§ **Supplied material**:
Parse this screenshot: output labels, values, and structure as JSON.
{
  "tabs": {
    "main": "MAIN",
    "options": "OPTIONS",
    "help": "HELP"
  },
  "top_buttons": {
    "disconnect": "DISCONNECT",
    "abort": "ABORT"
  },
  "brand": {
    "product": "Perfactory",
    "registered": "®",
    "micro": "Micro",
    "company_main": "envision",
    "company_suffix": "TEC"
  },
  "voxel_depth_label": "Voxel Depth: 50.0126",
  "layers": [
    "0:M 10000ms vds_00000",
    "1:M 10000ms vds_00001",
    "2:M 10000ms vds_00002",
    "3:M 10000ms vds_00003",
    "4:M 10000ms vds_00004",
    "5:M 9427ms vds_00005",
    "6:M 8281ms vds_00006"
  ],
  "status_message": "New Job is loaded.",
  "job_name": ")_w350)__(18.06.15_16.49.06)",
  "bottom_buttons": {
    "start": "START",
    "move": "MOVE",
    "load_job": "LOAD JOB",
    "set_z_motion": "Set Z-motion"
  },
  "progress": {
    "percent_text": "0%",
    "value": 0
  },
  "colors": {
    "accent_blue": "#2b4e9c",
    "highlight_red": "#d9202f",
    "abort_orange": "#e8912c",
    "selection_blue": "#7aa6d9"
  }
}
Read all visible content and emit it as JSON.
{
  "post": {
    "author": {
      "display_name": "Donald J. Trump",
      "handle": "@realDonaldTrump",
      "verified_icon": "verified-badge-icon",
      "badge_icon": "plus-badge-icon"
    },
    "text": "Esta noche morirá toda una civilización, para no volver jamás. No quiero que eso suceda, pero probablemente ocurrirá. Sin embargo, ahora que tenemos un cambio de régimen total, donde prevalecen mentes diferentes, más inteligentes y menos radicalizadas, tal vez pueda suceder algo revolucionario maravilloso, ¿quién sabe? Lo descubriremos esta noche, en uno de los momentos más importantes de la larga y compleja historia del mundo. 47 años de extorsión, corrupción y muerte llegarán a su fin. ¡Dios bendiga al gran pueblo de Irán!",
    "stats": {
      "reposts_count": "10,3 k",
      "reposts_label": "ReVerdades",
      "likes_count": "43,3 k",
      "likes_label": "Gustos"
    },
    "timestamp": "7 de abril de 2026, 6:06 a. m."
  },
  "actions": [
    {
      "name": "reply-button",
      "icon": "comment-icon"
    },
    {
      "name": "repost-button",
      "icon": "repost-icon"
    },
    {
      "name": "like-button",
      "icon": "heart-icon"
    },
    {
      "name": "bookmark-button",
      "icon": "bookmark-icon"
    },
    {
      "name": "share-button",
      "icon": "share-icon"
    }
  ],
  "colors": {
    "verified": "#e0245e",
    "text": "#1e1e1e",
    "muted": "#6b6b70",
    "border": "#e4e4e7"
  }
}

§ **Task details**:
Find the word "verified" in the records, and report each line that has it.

§ **Solution to the problem**:
      "verified_icon": "verified-badge-icon",
    "verified": "#e0245e",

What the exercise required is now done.